Enacy Mapakame Business Reporter
The persistence of Covid-19 is weighing heavily on businesses across sectors with listed firms saying the pandemic has presented an unprecedented set of challenges to operations.
Covid-19 has spared no sector from agriculture, manufacturing, contractors to retailers and hospitality.
The pandemic was first detected in Zimbabwe in March 2020, resulting in various levels of lockdowns being implemented to curtail spread of the deadly viral disease.
Lockdowns enforced globally have meant business disruptions for both local sales and exports while procurement of essential raw materials was hampered by supply chain disruptions.
While retailers like OK Zimbabwe are classified as essential services and therefore allowed to operate during lockdowns, albeit at reduced trading hours, consumer discretionary businesses such as Edgars, Truworths and Axia’s TV Sales and Home, endured weeks without operating during the first quarter of 2021.
Ariston Holdings said tea volumes declined by 27 percent which was however, alleviated by a 34 percent increase in local sales volume for the full year to September 30, 2021.
Export tea average selling prices declined by 8 percent due to subdued global economic activity as a result of the Covid-19 pandemic.
The selling period for its stone fruit also coincided with the lockdown promulgated in January 2021.
Chairman Alexander Jongwe said this had a negative effect on fruit uptake in the market.
“Unfortunately, most of the export markets were also depressed due to Covid-19 lockdowns implemented in various countries. As a result, stone fruit sales volume suffered a 13 percent decline compared to the prior comparative period,” he said.
Although National Tyre Services (NTS) recorded improved performance for the half year to September 30, 2021, the company still bemoaned the adverse impact of the pandemic as trading hours were lost due to the lockdown restrictions.
The pandemic continues to negatively impact operations.
“The negative impact of Covid-19 pandemic continued during the first six months of our trading year, with your company experiencing reduced operating hours,” said NTS, adding the pervasive challenges brought about by exchange rate disparities, rising inflation and power cuts added to their woes.

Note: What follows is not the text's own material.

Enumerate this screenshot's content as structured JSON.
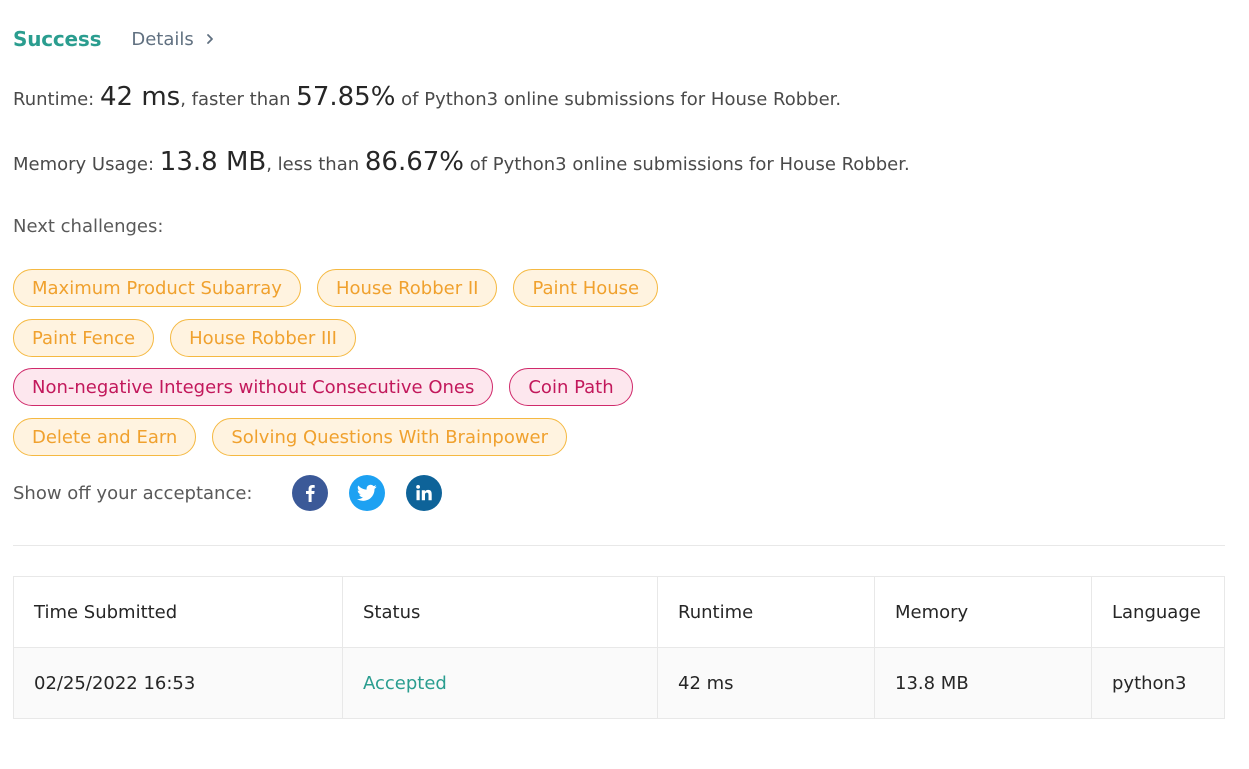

Management is however, upbeat the continued road works, growth in agriculture and mining sectors will boost the tyre business and offset the Covid-19 shocks.
While most of CFI Holdings businesses operated under normal trading conditions during the greater part of the year to September 30, 2021, the group however, said it felt the negative impact of the continued existence of the pandemic on the economic environment.
This was further compounded by delays in disbursements of foreign currency from the auction market among other setbacks.
“The economic environment continued to be restrained by the impact of the Covid-19 pandemic as the country traded under varying degrees of lockdowns throughout the year.
“The increasing backlog in the disbursement of foreign currency allocated on the auction market resulted in market confidence declining, and the widening of the gap between the auction market exchange rate and the alternative market rates,” said CFI chairperson Ms Itai Pasi.
But for the VFEX listed Padenga Holdings Limited, management is hopeful the easing of lockdowns globally will continue to boost their confidence that skin sales and gold output targets for the year will be achieved.
This comes as the group was among the worst affected by the pandemic as global markets for crocodile skins took a dip due to the pandemic.
Padenga also revealed there were no crocodile meat exports during the third quarter to September 30, 2021 due to the pandemic.
But businesses are pinning their hopes on the rolling out of vaccination programmes across the globe in anticipation this will lead to increased economic activities as lockdown restrictions are relaxed.
For hospitality firms — African Sun, Meikles and Rainbow Tourism Group — the easing of lockdowns globally will also open global travel and boost their businesses.
In 2020, these were forced to shut down their facilities on low demand as the travel restrictions were imposed not only in Zimbabwe but across borders.
But improved economic activity across the globe and more international visitors coming into Zimbabwe is an added advantage for the tourism and hospitality sector.
“We are cautiously optimistic that the accelerated vaccination programmes around the world and the likely easing of restrictions for vaccinated travellers will contribute to the gradual normalisation of travel,” said African Sun.